The carbon budget approach received quite some support in Lima, especially from developing countries, some richer countries like Denmark, and many NGOs, although it did not yet lead to tangible policies or measures. The idea actually originated from outside the regular negotiations process, which proves that inspirational ideas can really have an impact.
This long-term signal is important, because it makes it clear to industries that they have to prepare for these drastic pathways. Most companies have limited strategic horizons, of just a few years. But if policymakers introduce measures that will give substance to the carbon budget, companies will know they have to get off the carbon train. Most companies have no problem with this, as long as they know they have a level playing field.
“Companies are ahead of policymakers”
Maybe the biggest achievement of the 2009 Climate Summit in Copenhagen was that a 2°C temperature rise (compared to the pre-industrial era) was generally agreed as the upper limit that would still be acceptable for the world. However, if we accumulate all national pledges of today—six years later—the world is heading toward a temperature rise of probably around 3°C, which is expected to have severe and costly consequences. The gap of almost 1°C cannot be bridged in Paris by policies alone. Additional efforts by the private sector are needed. But neither can business manage on its own.
“In many cases, companies are now ahead of policymakers,” says Alberto Carrillo Pineda, head of climate business engagement at WWF International. “But I don’t think that all corporate initiatives together are sufficient to keep us below 2°C. That will really require a joint effort.”
Preeti Srivastav agrees: “Many more companies need to join the group of climate-responsible companies, including from the fossil-fuel sector. But an increase of this group demands adequate policies.”
Both think that the next twelve months will offer ample opportunities for corporate leaders to open up communication lines with negotiators and policymakers, to increase their influence on the negotiation process and, in the end, to help ensure a productive outcome in Paris. In particular if they can build on the concepts of carbon pricing and the carbon budget. “Both carbon pricing and the carbon budget offer good approaches to join political and corporate interests,” says Carrillo Pineda.
It will become a busy year for groups like We Mean Business and WWF who are trying to make the worlds of business and policy meet. Some intermediate events are planned to exchange ideas and join forces, such as the Business and Climate Summit in May in Paris. But communications have not been very effective in recent years and time is short.

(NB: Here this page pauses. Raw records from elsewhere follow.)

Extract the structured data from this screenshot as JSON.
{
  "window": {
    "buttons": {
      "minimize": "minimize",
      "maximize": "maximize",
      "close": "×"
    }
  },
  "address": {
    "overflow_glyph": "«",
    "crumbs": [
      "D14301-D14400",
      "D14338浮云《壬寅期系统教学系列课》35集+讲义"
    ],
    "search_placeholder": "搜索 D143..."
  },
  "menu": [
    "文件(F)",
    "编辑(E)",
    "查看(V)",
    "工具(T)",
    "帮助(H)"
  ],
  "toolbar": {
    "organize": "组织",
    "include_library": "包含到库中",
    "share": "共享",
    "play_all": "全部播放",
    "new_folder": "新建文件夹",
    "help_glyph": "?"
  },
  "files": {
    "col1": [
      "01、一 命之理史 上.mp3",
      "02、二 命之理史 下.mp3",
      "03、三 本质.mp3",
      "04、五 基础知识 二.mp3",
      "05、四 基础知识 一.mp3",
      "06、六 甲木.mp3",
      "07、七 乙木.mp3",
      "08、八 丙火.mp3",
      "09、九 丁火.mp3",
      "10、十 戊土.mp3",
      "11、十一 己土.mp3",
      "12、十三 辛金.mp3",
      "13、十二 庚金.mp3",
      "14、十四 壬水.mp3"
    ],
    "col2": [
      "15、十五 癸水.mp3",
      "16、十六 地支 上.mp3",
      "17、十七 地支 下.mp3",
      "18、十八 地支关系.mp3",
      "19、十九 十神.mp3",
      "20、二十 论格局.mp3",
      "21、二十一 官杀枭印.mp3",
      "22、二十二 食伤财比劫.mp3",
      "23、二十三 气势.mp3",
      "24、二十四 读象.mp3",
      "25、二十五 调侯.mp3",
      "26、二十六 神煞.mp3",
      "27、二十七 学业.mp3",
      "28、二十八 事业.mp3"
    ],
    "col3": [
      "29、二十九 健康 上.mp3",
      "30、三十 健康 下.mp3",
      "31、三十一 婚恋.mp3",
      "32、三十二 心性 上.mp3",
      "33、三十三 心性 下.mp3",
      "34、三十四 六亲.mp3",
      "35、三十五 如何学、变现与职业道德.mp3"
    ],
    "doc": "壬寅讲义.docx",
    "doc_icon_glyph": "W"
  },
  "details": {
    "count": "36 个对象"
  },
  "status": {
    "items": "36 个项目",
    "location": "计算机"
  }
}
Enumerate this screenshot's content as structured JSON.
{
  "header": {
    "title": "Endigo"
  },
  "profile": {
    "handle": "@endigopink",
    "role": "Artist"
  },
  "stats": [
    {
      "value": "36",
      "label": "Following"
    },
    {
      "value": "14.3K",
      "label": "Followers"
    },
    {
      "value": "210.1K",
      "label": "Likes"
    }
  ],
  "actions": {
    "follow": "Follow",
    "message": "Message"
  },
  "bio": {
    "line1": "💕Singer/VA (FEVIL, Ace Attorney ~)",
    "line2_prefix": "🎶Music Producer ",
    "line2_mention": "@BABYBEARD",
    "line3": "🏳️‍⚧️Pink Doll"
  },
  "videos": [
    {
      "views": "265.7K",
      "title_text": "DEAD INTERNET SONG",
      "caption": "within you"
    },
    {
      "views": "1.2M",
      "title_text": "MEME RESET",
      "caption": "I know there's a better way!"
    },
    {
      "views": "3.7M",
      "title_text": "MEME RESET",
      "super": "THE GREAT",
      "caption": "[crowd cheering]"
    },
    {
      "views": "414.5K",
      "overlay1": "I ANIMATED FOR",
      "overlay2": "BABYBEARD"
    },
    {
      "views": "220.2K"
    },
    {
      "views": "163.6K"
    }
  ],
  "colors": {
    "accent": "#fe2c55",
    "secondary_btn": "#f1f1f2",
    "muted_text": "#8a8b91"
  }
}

Rolf de Vos (@qqmulti) is senior consultant and journalist working with @Ecofys. He will be writing about the relations between business and policymakers regularly in the runup to Paris 2015. If you are interested in sharing or publishing his content, send him mail at email@example.com
See his earlier publications on Energy Post: